AIM OF THE EXERCISE - Repeat the data that follows verbatim. Images are not part of the copy.

[Page and application data records]
================================

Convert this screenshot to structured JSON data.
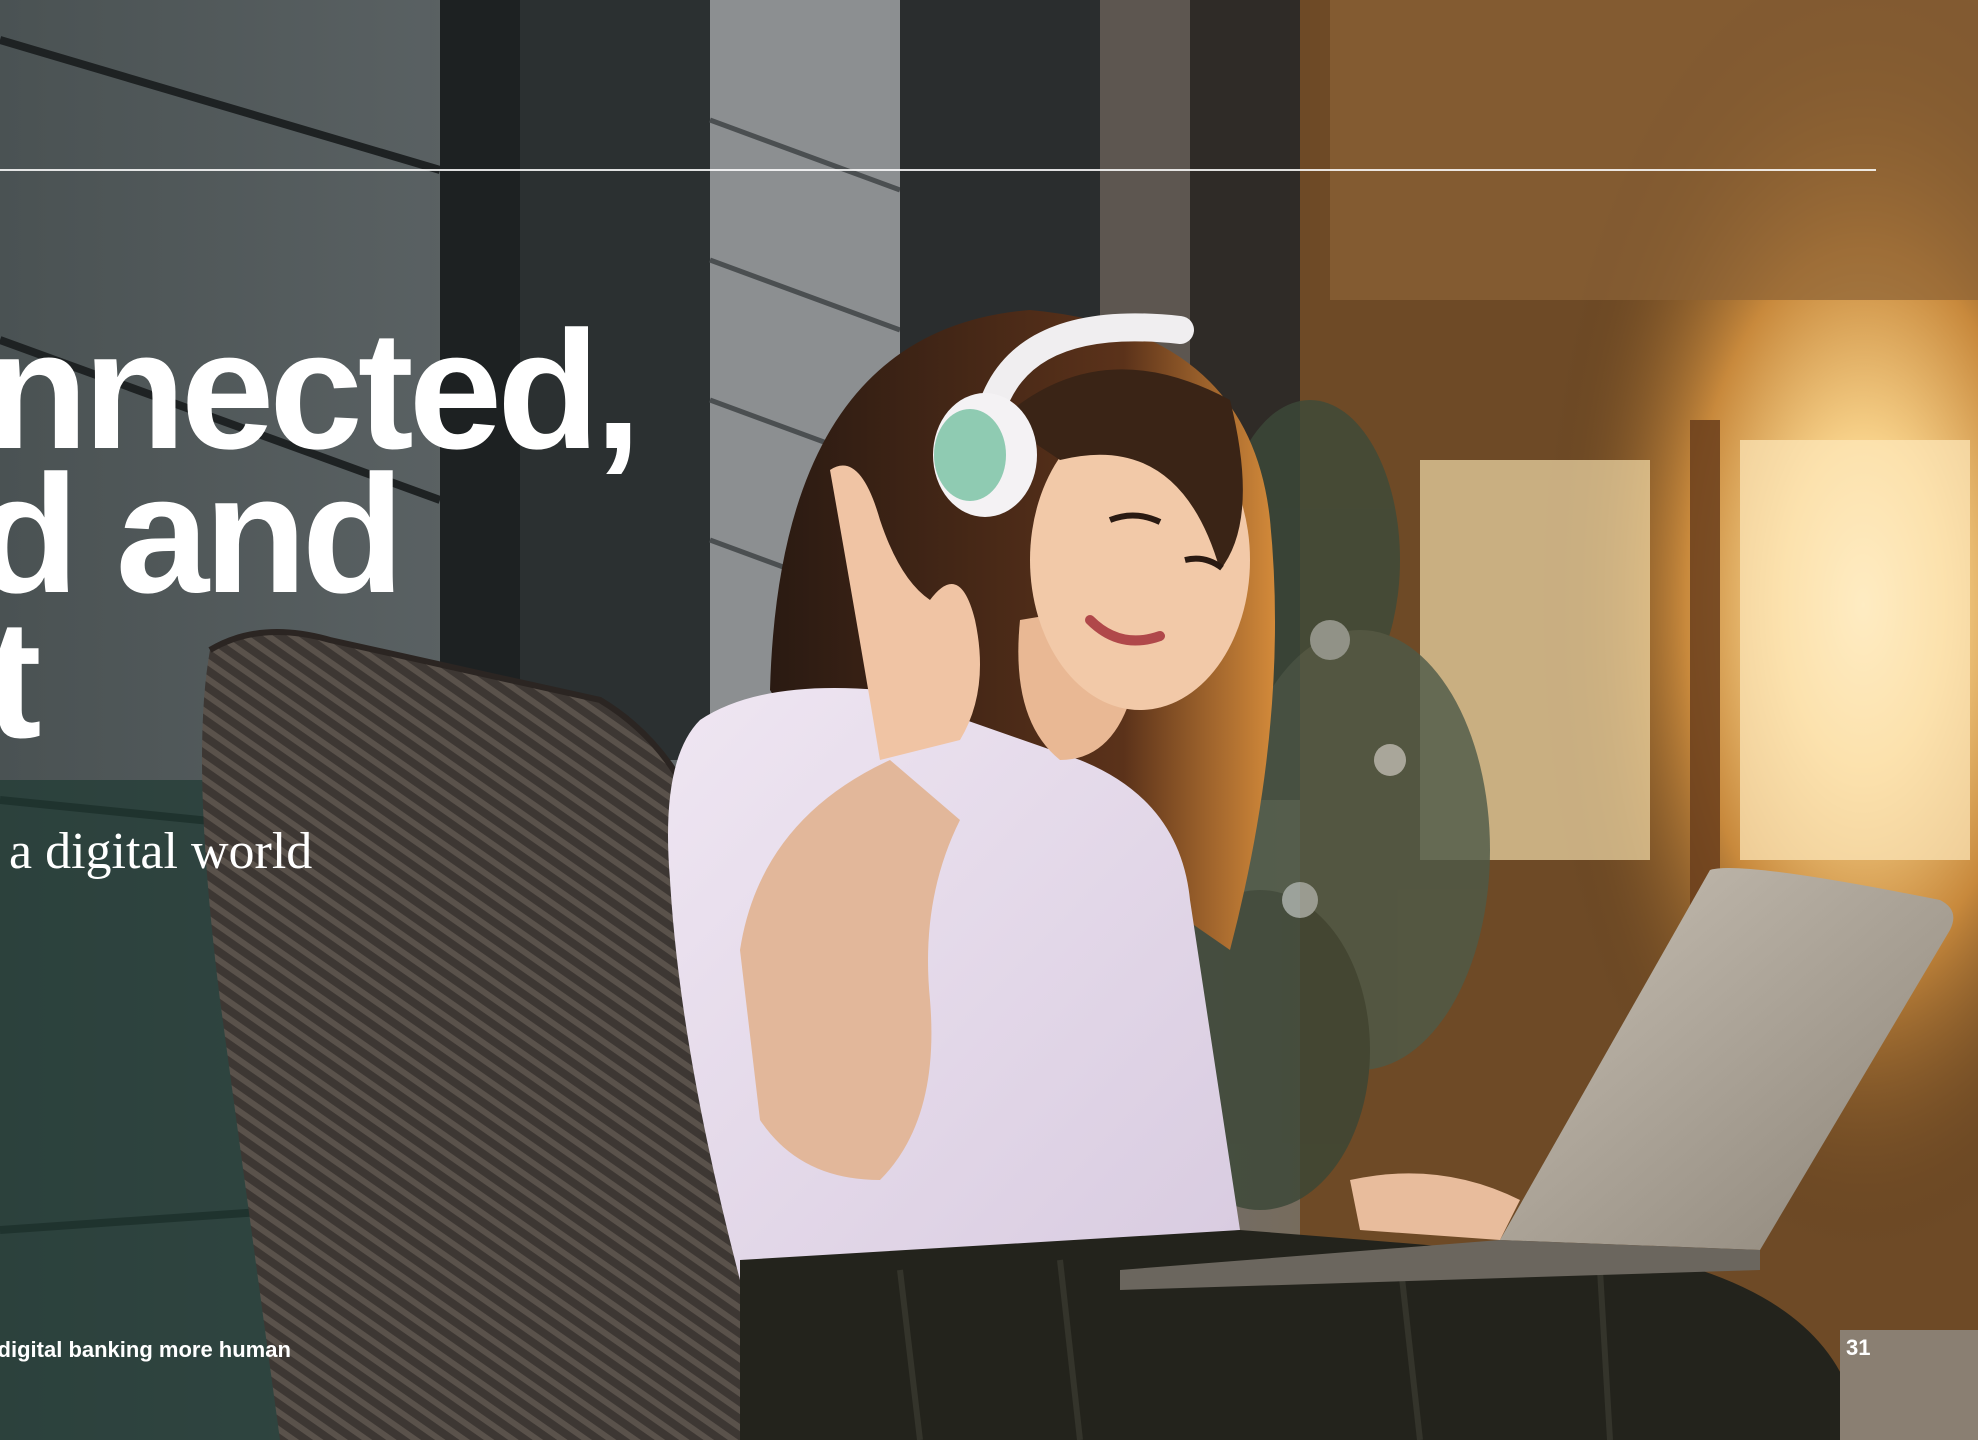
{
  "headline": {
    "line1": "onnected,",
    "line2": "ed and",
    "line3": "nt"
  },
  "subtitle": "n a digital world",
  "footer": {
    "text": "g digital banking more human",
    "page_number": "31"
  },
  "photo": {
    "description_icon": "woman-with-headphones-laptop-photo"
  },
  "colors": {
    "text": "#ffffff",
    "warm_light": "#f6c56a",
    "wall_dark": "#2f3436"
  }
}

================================

SOLUTION FOR THIS TASK -
Convert this screenshot to structured JSON data.
{
  "headline": {
    "line1": "onnected,",
    "line2": "ed and",
    "line3": "nt"
  },
  "subtitle": "n a digital world",
  "footer": {
    "text": "g digital banking more human",
    "page_number": "31"
  },
  "photo": {
    "description_icon": "woman-with-headphones-laptop-photo"
  },
  "colors": {
    "text": "#ffffff",
    "warm_light": "#f6c56a",
    "wall_dark": "#2f3436"
  }
}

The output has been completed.